### Excerpted records
^^^^^^^^

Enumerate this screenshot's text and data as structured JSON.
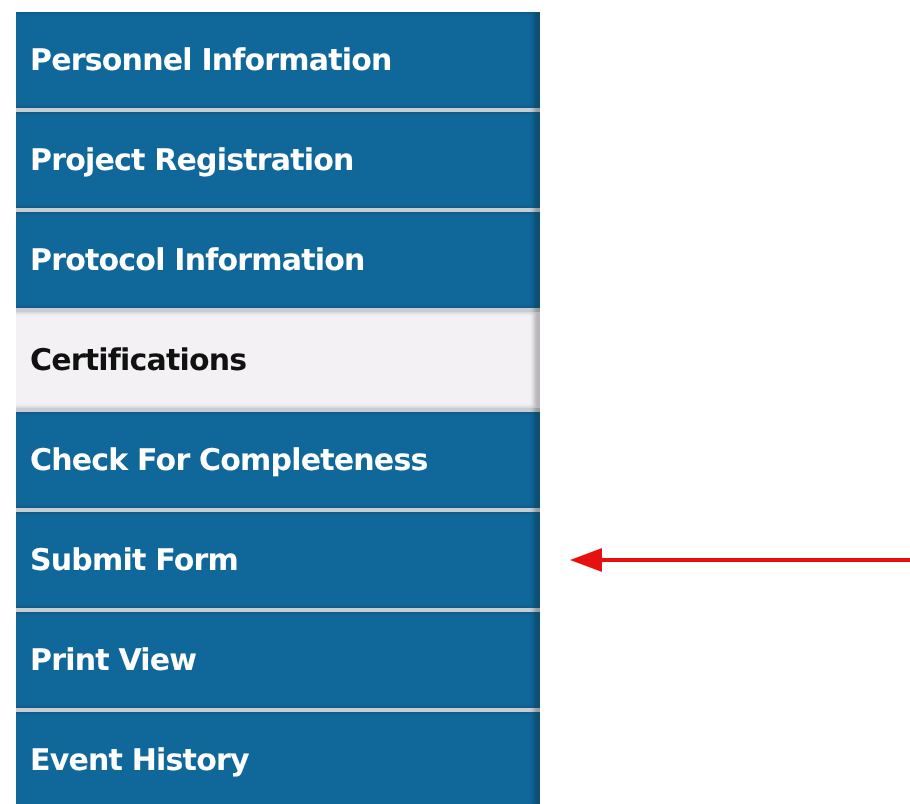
{
  "menu": {
    "items": [
      {
        "label": "Personnel Information",
        "selected": false,
        "arrow": false
      },
      {
        "label": "Project Registration",
        "selected": false,
        "arrow": false
      },
      {
        "label": "Protocol Information",
        "selected": false,
        "arrow": false
      },
      {
        "label": "Certifications",
        "selected": true,
        "arrow": false
      },
      {
        "label": "Check For Completeness",
        "selected": false,
        "arrow": false
      },
      {
        "label": "Submit Form",
        "selected": false,
        "arrow": true
      },
      {
        "label": "Print View",
        "selected": false,
        "arrow": false
      },
      {
        "label": "Event History",
        "selected": false,
        "arrow": false
      }
    ]
  }
}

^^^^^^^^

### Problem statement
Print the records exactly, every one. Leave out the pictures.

### Answer below
Enumerate this screenshot's text and data as structured JSON.
{
  "menu": {
    "items": [
      {
        "label": "Personnel Information",
        "selected": false,
        "arrow": false
      },
      {
        "label": "Project Registration",
        "selected": false,
        "arrow": false
      },
      {
        "label": "Protocol Information",
        "selected": false,
        "arrow": false
      },
      {
        "label": "Certifications",
        "selected": true,
        "arrow": false
      },
      {
        "label": "Check For Completeness",
        "selected": false,
        "arrow": false
      },
      {
        "label": "Submit Form",
        "selected": false,
        "arrow": true
      },
      {
        "label": "Print View",
        "selected": false,
        "arrow": false
      },
      {
        "label": "Event History",
        "selected": false,
        "arrow": false
      }
    ]
  }
}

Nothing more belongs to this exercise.